| DATA PROVIDED |
--
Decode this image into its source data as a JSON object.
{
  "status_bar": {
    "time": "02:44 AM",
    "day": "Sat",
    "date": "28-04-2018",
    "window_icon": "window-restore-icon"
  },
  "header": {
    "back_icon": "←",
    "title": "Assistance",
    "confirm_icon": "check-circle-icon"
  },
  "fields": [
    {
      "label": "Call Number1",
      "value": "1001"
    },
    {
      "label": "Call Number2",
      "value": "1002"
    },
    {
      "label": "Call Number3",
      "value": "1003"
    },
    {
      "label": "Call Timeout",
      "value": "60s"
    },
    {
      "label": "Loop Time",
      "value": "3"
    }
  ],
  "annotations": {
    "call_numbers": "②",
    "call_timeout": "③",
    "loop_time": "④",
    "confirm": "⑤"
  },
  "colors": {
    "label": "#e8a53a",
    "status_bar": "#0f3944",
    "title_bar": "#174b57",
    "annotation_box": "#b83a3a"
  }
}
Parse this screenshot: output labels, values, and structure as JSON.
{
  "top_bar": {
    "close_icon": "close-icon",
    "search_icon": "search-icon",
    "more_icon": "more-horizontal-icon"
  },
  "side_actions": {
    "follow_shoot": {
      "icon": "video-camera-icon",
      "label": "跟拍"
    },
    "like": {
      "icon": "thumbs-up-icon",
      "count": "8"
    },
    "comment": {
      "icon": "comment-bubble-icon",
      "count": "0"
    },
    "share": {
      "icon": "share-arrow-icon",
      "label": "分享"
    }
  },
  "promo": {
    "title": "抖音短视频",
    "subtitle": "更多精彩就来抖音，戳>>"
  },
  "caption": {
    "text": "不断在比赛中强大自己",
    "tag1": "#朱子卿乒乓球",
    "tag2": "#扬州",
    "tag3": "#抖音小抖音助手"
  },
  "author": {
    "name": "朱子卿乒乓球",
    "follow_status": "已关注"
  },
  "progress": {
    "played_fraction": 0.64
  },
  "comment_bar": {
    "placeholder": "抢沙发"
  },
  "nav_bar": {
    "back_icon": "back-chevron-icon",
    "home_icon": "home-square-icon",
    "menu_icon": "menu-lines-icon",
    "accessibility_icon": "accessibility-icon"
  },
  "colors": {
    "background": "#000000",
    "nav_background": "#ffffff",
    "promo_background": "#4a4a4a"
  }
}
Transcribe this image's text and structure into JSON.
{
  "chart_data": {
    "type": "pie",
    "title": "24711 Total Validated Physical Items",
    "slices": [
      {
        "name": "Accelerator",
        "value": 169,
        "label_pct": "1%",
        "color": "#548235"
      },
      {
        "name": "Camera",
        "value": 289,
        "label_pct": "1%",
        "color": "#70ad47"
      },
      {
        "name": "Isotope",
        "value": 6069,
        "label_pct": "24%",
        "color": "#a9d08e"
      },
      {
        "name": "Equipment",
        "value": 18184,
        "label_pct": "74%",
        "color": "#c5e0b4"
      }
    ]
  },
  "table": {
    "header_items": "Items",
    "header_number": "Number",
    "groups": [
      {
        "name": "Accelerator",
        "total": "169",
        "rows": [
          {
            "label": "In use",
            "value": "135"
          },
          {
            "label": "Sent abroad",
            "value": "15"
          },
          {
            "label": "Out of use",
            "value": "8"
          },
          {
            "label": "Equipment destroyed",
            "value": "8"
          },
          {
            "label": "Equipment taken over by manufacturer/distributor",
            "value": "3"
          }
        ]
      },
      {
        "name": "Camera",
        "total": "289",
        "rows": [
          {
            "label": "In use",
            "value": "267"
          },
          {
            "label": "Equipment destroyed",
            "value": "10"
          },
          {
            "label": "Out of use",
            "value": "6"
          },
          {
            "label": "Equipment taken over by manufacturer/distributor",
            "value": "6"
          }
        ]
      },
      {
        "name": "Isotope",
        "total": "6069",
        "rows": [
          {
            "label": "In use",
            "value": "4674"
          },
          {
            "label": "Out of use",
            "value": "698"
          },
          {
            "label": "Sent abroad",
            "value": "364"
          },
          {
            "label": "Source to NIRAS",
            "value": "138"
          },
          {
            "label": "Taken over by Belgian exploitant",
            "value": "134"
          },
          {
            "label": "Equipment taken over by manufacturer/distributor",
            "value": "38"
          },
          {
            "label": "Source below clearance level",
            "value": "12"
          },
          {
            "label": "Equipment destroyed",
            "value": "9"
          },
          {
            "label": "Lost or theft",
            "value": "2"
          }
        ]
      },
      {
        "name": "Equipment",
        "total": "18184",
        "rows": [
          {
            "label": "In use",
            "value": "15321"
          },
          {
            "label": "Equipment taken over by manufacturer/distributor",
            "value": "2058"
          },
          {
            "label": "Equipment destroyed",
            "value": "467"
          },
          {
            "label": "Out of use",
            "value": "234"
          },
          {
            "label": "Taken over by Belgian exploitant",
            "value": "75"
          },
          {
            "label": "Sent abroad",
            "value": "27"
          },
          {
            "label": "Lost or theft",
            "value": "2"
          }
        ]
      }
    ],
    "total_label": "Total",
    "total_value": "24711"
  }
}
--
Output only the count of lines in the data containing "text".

2